Uzbekistan (Oezbekistan in Dutch) consists mainly of desert with some amazingly beautiful old Silk Road cities. I enter via the border with Kazakhstan and the border formalities are handled very friendly. In an attempt to welcome everyone in English there is a large sign above the passport control building with “Good luck” on it, undoubtedly meant friendly but it sounds like: try to enter our country just one 🙂

I crossed the border fairly early and drive straight on to Moynaq. An old fishing village at the Aral Sea (lake). However, in the seventies the Russian government moved the two rivers that feed the lake to help the cotton industry. As a result, 90% of the lake has disappeared. Moynaq is now a desert village with as tourist highlight a number of dry ships in the middle of the desert.

The road is bad and it takes me quite a while to get there, but eventually I find the ships. In my overconfidence I ride the motorbike into the desert and not long after that I get stuck in the loose sand. The weight of the bike in combination with the type of tires makes it impossible for me to go anywhere. On the picture it seems not that bad, but the engine could only go backwards and that was up. All the luggage was taken off the bike and luckily a car came along with two men who helped out for a while. It was heading for 40 degrees so I was glad I drove again 🙂

After two days I arrive at Khiva and check in at a hostel where 5 more bikers arrive within the hour.

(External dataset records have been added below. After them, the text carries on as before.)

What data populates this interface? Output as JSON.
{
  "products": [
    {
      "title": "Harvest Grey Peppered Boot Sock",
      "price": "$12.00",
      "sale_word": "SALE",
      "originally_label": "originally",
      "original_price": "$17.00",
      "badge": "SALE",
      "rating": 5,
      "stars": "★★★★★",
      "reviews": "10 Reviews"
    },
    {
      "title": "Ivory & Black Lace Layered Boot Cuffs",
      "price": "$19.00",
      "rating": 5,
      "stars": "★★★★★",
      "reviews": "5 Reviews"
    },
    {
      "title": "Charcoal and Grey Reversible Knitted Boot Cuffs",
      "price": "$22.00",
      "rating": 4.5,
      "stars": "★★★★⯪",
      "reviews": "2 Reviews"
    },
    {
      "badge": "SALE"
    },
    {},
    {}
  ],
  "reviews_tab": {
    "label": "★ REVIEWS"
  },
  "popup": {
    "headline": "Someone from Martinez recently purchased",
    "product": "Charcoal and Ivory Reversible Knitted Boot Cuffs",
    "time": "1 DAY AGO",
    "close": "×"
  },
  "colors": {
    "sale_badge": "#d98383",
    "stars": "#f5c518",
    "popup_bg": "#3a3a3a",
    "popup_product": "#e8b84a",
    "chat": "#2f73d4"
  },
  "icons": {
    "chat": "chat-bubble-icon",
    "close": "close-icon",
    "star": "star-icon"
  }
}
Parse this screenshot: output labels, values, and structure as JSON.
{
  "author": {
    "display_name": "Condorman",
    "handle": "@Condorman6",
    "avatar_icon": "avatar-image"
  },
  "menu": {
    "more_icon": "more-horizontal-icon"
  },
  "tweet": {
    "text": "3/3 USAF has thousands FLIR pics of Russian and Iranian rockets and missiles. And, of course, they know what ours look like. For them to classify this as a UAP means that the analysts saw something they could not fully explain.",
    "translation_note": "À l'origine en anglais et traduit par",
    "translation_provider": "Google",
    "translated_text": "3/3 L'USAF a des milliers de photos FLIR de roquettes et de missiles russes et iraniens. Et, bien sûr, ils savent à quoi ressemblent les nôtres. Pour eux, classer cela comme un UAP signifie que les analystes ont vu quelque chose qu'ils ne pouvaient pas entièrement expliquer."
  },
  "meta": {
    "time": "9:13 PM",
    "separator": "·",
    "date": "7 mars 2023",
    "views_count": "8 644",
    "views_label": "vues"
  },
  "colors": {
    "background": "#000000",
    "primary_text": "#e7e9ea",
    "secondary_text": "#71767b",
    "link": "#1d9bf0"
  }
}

We are just outside the old city wall and the view is beautiful, especially when the sun is low at the end of the day.

We have a nice dinner with the group of travelers and more and more people are joining us. The last beer we drink with about 12 people. It’s very nice to have met hardly anyone after two weeks, to be able to speak normal English again and to be able to exchange stories. I stay here for two days to recover and to feel the atmosphere of the town. It looks spectacular but once there was the biggest slave market in Central Asia. People were picked from the land and traded here. In addition, daily caravans with merchandise went to and from the town.

After Khiva, I visit the trading cities of Buchara and Samarkand. The cities are connected with reasonable roads but again through dry and hot desert areas. Nice to look at but also heavy from time to time. The wind is hot and strong and there are hardly any stops to relax in the shade. The conversations on the way are always nice and in a special way I enjoy the vastness and relentlessness of the desert. The cities are beautiful and definitely worth a visit. Look here for some more pictures: